Intra-abdominal pneumatosis because of gastric outlet obstruction
A 9 week-old healthy full term infant was brought to emergency care with a history of intermittent vomiting after feeding and a 1.5 lb. (~10%) weight loss noted in the past week. On physical examination, the infant’s abdomen was distended and tender to palpation. Abdominal sonography showed gastric distention with air and portal and splenic venous gas (Fig 1 & 2). The infant developed bradycardia (heart rate of 50 beats/minute) and bradypnea requiring resuscitation with oxygen administered by mask.
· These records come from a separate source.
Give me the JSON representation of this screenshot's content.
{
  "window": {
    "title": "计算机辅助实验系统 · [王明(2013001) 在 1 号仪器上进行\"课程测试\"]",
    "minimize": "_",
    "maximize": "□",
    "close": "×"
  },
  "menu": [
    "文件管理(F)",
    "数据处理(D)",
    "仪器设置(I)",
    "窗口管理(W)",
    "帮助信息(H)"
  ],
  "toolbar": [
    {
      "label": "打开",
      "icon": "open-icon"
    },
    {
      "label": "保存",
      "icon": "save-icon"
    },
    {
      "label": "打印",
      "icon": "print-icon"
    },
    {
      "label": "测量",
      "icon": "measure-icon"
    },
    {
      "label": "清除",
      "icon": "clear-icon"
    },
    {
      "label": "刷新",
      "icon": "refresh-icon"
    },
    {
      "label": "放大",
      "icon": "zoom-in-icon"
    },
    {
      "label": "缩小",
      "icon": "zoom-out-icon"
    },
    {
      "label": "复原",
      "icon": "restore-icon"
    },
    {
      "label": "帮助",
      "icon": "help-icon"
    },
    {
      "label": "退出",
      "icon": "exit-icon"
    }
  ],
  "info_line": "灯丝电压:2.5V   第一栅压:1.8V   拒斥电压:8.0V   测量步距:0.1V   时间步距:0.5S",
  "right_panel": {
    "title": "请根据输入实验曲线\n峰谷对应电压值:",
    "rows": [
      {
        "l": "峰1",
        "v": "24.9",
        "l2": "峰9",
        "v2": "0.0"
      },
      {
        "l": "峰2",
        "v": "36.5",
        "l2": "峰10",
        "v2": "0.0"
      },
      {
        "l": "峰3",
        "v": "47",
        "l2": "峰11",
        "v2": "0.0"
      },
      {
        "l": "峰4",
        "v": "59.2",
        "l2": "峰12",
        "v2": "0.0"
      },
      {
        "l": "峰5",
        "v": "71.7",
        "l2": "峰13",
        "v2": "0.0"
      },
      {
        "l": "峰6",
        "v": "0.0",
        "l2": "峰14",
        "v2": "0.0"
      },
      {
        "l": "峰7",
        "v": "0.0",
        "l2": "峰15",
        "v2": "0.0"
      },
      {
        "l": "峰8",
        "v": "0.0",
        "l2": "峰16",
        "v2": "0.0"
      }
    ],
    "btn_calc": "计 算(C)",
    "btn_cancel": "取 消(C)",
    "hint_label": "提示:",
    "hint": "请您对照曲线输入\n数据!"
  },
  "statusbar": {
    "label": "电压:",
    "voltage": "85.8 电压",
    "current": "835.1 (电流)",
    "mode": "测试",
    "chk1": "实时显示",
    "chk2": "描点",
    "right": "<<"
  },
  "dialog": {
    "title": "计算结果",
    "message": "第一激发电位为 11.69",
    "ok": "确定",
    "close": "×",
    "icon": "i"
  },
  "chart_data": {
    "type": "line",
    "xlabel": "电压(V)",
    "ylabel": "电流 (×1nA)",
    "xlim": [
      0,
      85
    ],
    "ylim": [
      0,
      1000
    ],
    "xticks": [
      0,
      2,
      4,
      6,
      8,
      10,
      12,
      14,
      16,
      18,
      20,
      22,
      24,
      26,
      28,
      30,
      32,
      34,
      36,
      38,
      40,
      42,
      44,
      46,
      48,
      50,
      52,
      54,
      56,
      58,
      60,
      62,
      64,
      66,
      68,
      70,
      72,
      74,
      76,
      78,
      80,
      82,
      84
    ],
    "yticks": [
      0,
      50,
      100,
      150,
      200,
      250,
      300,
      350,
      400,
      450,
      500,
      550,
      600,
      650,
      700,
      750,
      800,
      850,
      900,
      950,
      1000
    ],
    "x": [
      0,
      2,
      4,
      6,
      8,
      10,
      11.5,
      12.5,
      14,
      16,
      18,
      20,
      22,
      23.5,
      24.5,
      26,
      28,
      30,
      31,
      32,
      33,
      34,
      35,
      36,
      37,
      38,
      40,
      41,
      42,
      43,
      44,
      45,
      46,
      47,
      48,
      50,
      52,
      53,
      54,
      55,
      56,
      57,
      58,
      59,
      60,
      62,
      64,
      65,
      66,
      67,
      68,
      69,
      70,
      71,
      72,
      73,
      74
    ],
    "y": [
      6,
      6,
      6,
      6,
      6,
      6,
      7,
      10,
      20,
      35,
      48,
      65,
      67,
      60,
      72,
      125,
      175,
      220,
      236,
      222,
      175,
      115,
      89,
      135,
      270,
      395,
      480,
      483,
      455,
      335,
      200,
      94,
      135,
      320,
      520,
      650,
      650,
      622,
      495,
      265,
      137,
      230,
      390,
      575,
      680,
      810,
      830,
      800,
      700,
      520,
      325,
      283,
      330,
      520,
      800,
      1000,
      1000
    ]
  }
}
His serum potassium level was 2.3 mMol/L (normal in our laboratory is 3.5 - 5.0 mMol/L); Chloride level was 45 mMol/L (normal in our laboratory is 98 - 109 mMol/L) and serum CO2 of 45 mMol/L (Normal in our laboratory is 23 - 33 mMol/L). Subsequent abdominal radiographs, after the patient had vomited and also was treated with a nasogastric tube for suction, showed clearing of most the pneumatosis previously present in the liver and spleen (Fig 3 & 4); abdominal examination was positive for a “pyloric olive”, and confirmed by grey scale ultrasound (Fig 5 & 6). The pyloric stenosis was treated surgically with resolution of the infant’s symptoms and recovery of his ability to tolerate feedings with formula. He has been maintaining his weight after the surgery.